■ RECORDS FOR PROCESSING ■
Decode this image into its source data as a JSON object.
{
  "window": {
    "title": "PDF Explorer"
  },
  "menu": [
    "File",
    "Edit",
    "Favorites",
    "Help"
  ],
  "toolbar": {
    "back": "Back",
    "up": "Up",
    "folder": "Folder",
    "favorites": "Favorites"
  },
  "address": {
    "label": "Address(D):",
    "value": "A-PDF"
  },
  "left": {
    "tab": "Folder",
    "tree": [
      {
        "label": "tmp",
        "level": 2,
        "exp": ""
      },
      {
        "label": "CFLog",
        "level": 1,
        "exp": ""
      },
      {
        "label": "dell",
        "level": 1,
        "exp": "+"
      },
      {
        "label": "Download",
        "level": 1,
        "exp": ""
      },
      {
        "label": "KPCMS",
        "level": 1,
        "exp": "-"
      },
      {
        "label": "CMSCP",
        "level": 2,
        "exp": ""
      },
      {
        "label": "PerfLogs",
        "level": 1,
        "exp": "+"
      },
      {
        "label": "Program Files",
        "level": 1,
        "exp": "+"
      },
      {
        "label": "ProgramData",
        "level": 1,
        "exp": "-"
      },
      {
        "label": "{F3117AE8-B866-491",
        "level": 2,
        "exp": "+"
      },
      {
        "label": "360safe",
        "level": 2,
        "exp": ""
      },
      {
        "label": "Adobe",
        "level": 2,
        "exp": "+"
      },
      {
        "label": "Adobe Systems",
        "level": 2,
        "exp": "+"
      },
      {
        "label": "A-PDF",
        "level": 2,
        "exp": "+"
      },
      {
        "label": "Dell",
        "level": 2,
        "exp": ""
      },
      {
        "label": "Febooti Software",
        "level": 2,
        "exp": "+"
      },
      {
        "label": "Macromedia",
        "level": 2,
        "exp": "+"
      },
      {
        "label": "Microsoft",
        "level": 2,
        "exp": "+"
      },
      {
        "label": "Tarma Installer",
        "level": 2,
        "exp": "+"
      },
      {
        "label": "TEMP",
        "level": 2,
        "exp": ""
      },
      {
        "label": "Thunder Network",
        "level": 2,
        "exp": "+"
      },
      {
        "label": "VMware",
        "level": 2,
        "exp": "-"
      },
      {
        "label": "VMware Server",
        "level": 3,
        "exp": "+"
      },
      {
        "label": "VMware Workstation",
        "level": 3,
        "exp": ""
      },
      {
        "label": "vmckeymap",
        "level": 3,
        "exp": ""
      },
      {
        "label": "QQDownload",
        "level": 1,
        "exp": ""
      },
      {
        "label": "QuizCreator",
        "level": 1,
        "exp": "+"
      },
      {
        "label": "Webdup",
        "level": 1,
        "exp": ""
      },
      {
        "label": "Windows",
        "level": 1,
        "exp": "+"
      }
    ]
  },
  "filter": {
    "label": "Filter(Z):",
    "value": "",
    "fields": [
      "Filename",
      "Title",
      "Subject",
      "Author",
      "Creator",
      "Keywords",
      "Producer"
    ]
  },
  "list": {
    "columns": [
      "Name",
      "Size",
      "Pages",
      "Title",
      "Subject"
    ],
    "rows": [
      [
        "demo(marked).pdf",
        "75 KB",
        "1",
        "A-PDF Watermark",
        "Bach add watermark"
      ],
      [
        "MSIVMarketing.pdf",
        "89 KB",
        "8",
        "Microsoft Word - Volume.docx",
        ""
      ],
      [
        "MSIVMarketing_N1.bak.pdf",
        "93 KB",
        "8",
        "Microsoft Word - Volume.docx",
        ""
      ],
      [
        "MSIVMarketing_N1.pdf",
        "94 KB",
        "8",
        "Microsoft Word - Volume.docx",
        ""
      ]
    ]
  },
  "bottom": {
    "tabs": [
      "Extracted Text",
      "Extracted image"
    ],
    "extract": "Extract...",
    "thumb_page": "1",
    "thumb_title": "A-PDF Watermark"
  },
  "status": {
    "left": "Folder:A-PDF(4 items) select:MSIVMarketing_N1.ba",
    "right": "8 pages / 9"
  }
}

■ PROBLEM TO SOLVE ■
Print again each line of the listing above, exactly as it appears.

■ RESPONSE TO THE TASK ■
Decode this image into its source data as a JSON object.
{
  "window": {
    "title": "PDF Explorer"
  },
  "menu": [
    "File",
    "Edit",
    "Favorites",
    "Help"
  ],
  "toolbar": {
    "back": "Back",
    "up": "Up",
    "folder": "Folder",
    "favorites": "Favorites"
  },
  "address": {
    "label": "Address(D):",
    "value": "A-PDF"
  },
  "left": {
    "tab": "Folder",
    "tree": [
      {
        "label": "tmp",
        "level": 2,
        "exp": ""
      },
      {
        "label": "CFLog",
        "level": 1,
        "exp": ""
      },
      {
        "label": "dell",
        "level": 1,
        "exp": "+"
      },
      {
        "label": "Download",
        "level": 1,
        "exp": ""
      },
      {
        "label": "KPCMS",
        "level": 1,
        "exp": "-"
      },
      {
        "label": "CMSCP",
        "level": 2,
        "exp": ""
      },
      {
        "label": "PerfLogs",
        "level": 1,
        "exp": "+"
      },
      {
        "label": "Program Files",
        "level": 1,
        "exp": "+"
      },
      {
        "label": "ProgramData",
        "level": 1,
        "exp": "-"
      },
      {
        "label": "{F3117AE8-B866-491",
        "level": 2,
        "exp": "+"
      },
      {
        "label": "360safe",
        "level": 2,
        "exp": ""
      },
      {
        "label": "Adobe",
        "level": 2,
        "exp": "+"
      },
      {
        "label": "Adobe Systems",
        "level": 2,
        "exp": "+"
      },
      {
        "label": "A-PDF",
        "level": 2,
        "exp": "+"
      },
      {
        "label": "Dell",
        "level": 2,
        "exp": ""
      },
      {
        "label": "Febooti Software",
        "level": 2,
        "exp": "+"
      },
      {
        "label": "Macromedia",
        "level": 2,
        "exp": "+"
      },
      {
        "label": "Microsoft",
        "level": 2,
        "exp": "+"
      },
      {
        "label": "Tarma Installer",
        "level": 2,
        "exp": "+"
      },
      {
        "label": "TEMP",
        "level": 2,
        "exp": ""
      },
      {
        "label": "Thunder Network",
        "level": 2,
        "exp": "+"
      },
      {
        "label": "VMware",
        "level": 2,
        "exp": "-"
      },
      {
        "label": "VMware Server",
        "level": 3,
        "exp": "+"
      },
      {
        "label": "VMware Workstation",
        "level": 3,
        "exp": ""
      },
      {
        "label": "vmckeymap",
        "level": 3,
        "exp": ""
      },
      {
        "label": "QQDownload",
        "level": 1,
        "exp": ""
      },
      {
        "label": "QuizCreator",
        "level": 1,
        "exp": "+"
      },
      {
        "label": "Webdup",
        "level": 1,
        "exp": ""
      },
      {
        "label": "Windows",
        "level": 1,
        "exp": "+"
      }
    ]
  },
  "filter": {
    "label": "Filter(Z):",
    "value": "",
    "fields": [
      "Filename",
      "Title",
      "Subject",
      "Author",
      "Creator",
      "Keywords",
      "Producer"
    ]
  },
  "list": {
    "columns": [
      "Name",
      "Size",
      "Pages",
      "Title",
      "Subject"
    ],
    "rows": [
      [
        "demo(marked).pdf",
        "75 KB",
        "1",
        "A-PDF Watermark",
        "Bach add watermark"
      ],
      [
        "MSIVMarketing.pdf",
        "89 KB",
        "8",
        "Microsoft Word - Volume.docx",
        ""
      ],
      [
        "MSIVMarketing_N1.bak.pdf",
        "93 KB",
        "8",
        "Microsoft Word - Volume.docx",
        ""
      ],
      [
        "MSIVMarketing_N1.pdf",
        "94 KB",
        "8",
        "Microsoft Word - Volume.docx",
        ""
      ]
    ]
  },
  "bottom": {
    "tabs": [
      "Extracted Text",
      "Extracted image"
    ],
    "extract": "Extract...",
    "thumb_page": "1",
    "thumb_title": "A-PDF Watermark"
  },
  "status": {
    "left": "Folder:A-PDF(4 items) select:MSIVMarketing_N1.ba",
    "right": "8 pages / 9"
  }
}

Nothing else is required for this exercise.